An example of this stage is ‘pretend play’. A child will begin to pretend as if they’re an airplane pilot, or they will use their imagination to pretend they’re playing with an imaginary friend. They will also begin to let others play with them. By the time the child is about 7 years old, they can use their imagination and play make-believe.

What is an Example of the Concrete Operational Stage?

Going back to the start of the article, you may recall that the concrete operational stage is the third stage of the Piaget brain development theory. This stage typically takes place in children between the age of 7 and 11 years. During this stage, children become much more adept at using logic. Children will begin to develop a better understanding of other people’s point of view, losing that sense of egocentrism that is prevalent in young children.

While kids at earlier stages of development are egocentric, those in the concrete operational stage become more socio-centric. In other words, they are able to understand that other people have their own thoughts. Kids at this point are aware that other people have unique perspectives, but they might not yet be able to guess exactly how or what that other person is experiencing (1). 

What is Piaget’s Theory of Cognitive Development?

The idea behind the Piaget theory of cognitive development is to better understand how children develop as they get older. By better understanding this, we can better understand why children behave the way they do. We can also better predict the development of children, allowing educators and parents to know where their child should be in the developmental cycle. 

Much of Piaget's interest in the cognitive development of children was inspired by his observations of his own nephew and daughter. These observations reinforced his budding hypothesis that children's minds were not merely smaller versions of adult minds. Instead, he proposed, intelligence is something that grows and develops through a series of stages. Older children do not just think more quickly than younger children, he suggested. Instead, there are both qualitative and quantitative differences between the thinking of young children versus older children (2). 

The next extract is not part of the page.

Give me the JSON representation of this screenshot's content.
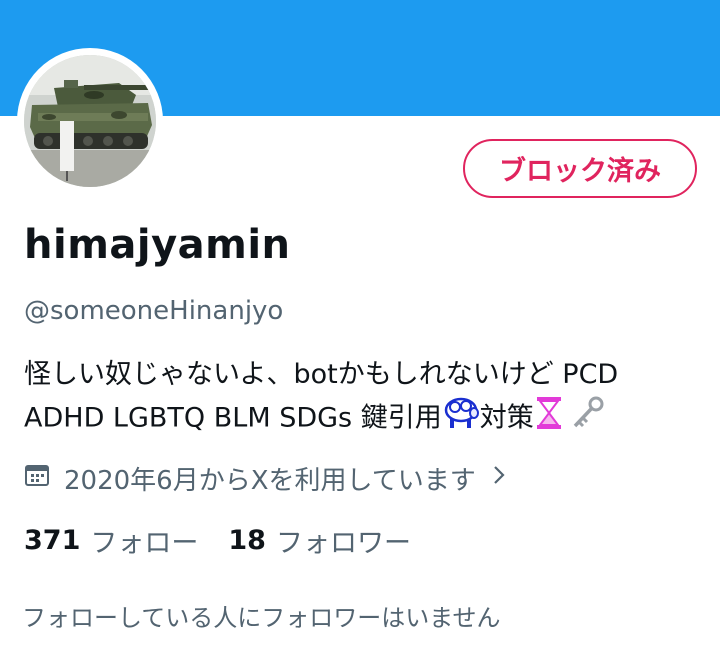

How Does Piaget’s Theory Impact Learning?

Perhaps the biggest influence the Piaget play theory has had on the world is the shift it caused in the educational sphere. Before, educators believed that children were molded from the outside, allowing teachers to heavily influence their development. This theory led to an abandonment of the behaviorist viewpoint, which ignored the cognitive process that children go through, viewing them like empty vessels to be filled. 

A Piaget influenced curricula, upholds the belief that children need to explore, to experiment, (and something close to my heart), to question. It advocates that children should be provided with opportunities to discuss and debate with each other, with teachers acting as guides and facilitators. Moreover, children should be able to make mistakes and learn from them.

Supplements Can Help

One supplement that can help encourage positive brain growth and prevent cognitive dissonance, as well as other aging side-effects, is spermidine. This is because spermidine helps induce something called autophagy. This is the body’s process of replacing old and potentially damaged cell parts with newer, healthier ones. Autophagy literally means ‘self-eat.’

This process helps keep you feeling and looking young while also dramatically lowering your chances of developing aging diseases such as Parkinson’s and Alzheimer’s. While it is possible to get your recommended daily intake of spermidine through your diet, it’s recommended to take supplements so you ensure you get the right dose. Simply taking your supplements with your dinner is a great way to remember to take spermidine supplements every night. 



  • Don Moxley - Director of Applied Science

    Don Moxley is the Director of Applied Science at Longevity Labs. Moxley draws upon his career as an athlete, a sports scientist, and an instructor to lead and educate on the science of autophagy and longevity.